One issue of Smash! during this period has always been of particular interest to fans. Issue No.38 (22nd October 1966) featured a brand new five and a half page Hulk story which even to this day has never appeared in an American Marvel comic. The Monster and the Matador continued directly after the classic Hulk and Sub-Mariner vs Avengers battle from Marvel America's Avengers No.3 (reprinted in an earlier issue of Smash!) and saw Bruce Banner finding his way to Seville. Trapped in a bullring he transforms into The Hulk and in a sequence of events ends up exposing a fraudulent matador who had been fighting doped bulls.
In many ways, The Monster and the Matador is very similar in tone to an episode of The Incredible Hulk tv series which arrived on our screens over a decade later. Why this brand new one-off strip was commissioned has never been explained. Was there simply a holdup with the reprint material from the USA so it was rushed out as a fill-in? Was it intended to be a trial run for more originated Hulk strips? The artwork shows that some panels had been modified to extend the art to fit the UK page format, just as the reprints often were. Therefore, was it originally drawn to the American page proportions? If so, why? (If anyone out there has any answers, please let me know for an update.)

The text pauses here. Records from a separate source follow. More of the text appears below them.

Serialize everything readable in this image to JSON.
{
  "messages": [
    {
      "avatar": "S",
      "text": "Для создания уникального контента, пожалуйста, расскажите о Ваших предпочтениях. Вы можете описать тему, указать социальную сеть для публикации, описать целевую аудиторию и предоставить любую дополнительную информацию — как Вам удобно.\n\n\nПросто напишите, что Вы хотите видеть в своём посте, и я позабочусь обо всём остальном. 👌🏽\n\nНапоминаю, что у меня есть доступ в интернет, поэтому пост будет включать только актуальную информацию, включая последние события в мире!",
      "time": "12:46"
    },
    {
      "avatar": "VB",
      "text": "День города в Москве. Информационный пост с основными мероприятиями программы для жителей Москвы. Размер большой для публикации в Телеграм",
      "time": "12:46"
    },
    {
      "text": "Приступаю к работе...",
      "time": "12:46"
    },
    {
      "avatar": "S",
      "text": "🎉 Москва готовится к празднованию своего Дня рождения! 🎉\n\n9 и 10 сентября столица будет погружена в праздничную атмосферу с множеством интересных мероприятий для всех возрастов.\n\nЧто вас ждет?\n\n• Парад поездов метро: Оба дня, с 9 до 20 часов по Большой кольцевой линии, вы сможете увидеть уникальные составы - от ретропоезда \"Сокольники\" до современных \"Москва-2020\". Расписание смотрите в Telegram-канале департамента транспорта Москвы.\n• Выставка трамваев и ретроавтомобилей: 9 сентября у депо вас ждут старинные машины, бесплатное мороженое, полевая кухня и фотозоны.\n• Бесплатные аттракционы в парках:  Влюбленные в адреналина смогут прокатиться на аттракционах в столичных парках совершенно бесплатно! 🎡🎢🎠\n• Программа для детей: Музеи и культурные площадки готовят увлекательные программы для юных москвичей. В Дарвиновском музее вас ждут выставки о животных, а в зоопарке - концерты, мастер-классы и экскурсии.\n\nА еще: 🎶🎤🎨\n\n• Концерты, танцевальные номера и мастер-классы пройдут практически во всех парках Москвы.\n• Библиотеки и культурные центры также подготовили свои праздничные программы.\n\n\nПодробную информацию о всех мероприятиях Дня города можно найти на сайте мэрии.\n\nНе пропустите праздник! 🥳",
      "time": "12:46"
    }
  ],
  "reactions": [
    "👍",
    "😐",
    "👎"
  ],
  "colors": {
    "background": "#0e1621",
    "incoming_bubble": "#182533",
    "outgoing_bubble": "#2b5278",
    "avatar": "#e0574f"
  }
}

The weekly frequency of the Odhams "Power Comics" (as they called themselves) meant that they soon caught up with the American monthlies they were reprinting. This unfortunately meant that popular strips such as The Incredible Hulk and Iron Man had to be rested while a backlog of material built up in the USA. Although they usually found a suitable issue to cut off the storylines the conclusion of Iron Man in Fantastic was particularly sudden, part way through a plot line where Tony Stark had just been summoned to an inquiry. The story was never resolved, as the Odhams comics began to merge at an alarming rate in 1968. By the beginning of 1969, and with IPC absorbing the Fleetway and Odhams comics, only one title remained: Smash! incorporating Fantastic. By March 1969, IPC revamped the weekly and the Marvel strips (then down to just Thor and Fantastic Four) were dropped permanently.
From the letters published in the Odhams weeklies, it was obvious that the Marvel material had always divided the readership. Many British kids thought that superheroes were simply too far fetched, but others showed a strong loyalty to the Marvel strips, and the story of Marvel in the UK was far from over....
To Be Continued